Breweries craft Rock On lager to help musicians hurt by COVID. Find the beer in your state

Posted on in category Positive News

Oregon beer makers are making special beers to benefit the music industry during Covid!

Original article by Mark Snider of USA Today

More than two dozen breweries across the U.S. have been making a special beer to benefit musicians and others in the music industry, many of whom saw their livelihoods quashed by the coronavirus pandemic.

Crosby Hops of Woodburn, Oregon, is donating any profits from hops sold to make the Rock On lager to Sweet Relief Musicians Fund, a charity founded in 1993 to help musicians in need. And breweries involved are also encouraged to make a donation to a COVID-19 fund Sweet Relief created in March 2020 to help musicians and music industry workers.

Most breweries created a crisp, refreshing lager of about 5% ABV with a hoppy whiff in the nose with hints of bread, honey, and melon or citrus. Even though there was a base recipe, some brewers went a bit heavier on the hops to increase its piney character.

After COVID’s onset, most live music events were halted for more than a year and many concerts and festivals continue to get canceled or downsized. In 2020 alone, Pollstar estimated the economic impact of the live music shutdown at more than $30 billion.

Since Silver City Brewery in Bremerton, Wash., made the initial batches of Rock On lager in July, other versions have been brewed nationwide – from Rhode Island (Hive Beer) to Alabama (Goat Island Craft Brewing) to Utah (Level Crossing Brewing) and California (Sierra Nevada Brewing Co.).

“We loved the idea about helping musicians and their crews during a very difficult time dealing with the COVID-19 pandemic,” said Level Crossing founder and CEO Mark Medura.

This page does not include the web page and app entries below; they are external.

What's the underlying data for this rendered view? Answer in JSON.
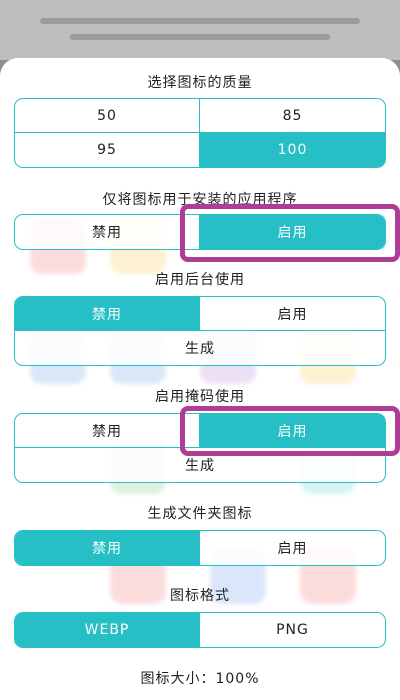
{
  "quality": {
    "title": "选择图标的质量",
    "options": [
      "50",
      "85",
      "95",
      "100"
    ],
    "selected": "100"
  },
  "installed_only": {
    "title": "仅将图标用于安装的应用程序",
    "disable": "禁用",
    "enable": "启用",
    "selected": "enable"
  },
  "background": {
    "title": "启用后台使用",
    "disable": "禁用",
    "enable": "启用",
    "generate": "生成",
    "selected": "disable"
  },
  "mask": {
    "title": "启用掩码使用",
    "disable": "禁用",
    "enable": "启用",
    "generate": "生成",
    "selected": "enable"
  },
  "folder_icon": {
    "title": "生成文件夹图标",
    "disable": "禁用",
    "enable": "启用",
    "selected": "disable"
  },
  "format": {
    "title": "图标格式",
    "options": [
      "WEBP",
      "PNG"
    ],
    "selected": "WEBP"
  },
  "size": {
    "title": "图标大小：100%"
  },
  "colors": {
    "accent": "#26bfc5",
    "highlight": "#b13c96"
  }
}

The South Salt Lake City brewery is donating $1 per pint to the Salt Lake Academy of Music, a local non-profit that provides instruction and instruments to children and adults.

“It’s still an absolute state of emergency in our industry,” said Aric Steinberg, Sweet Relief’s executive vice president of development and artist relations. “This has a long tail to it.”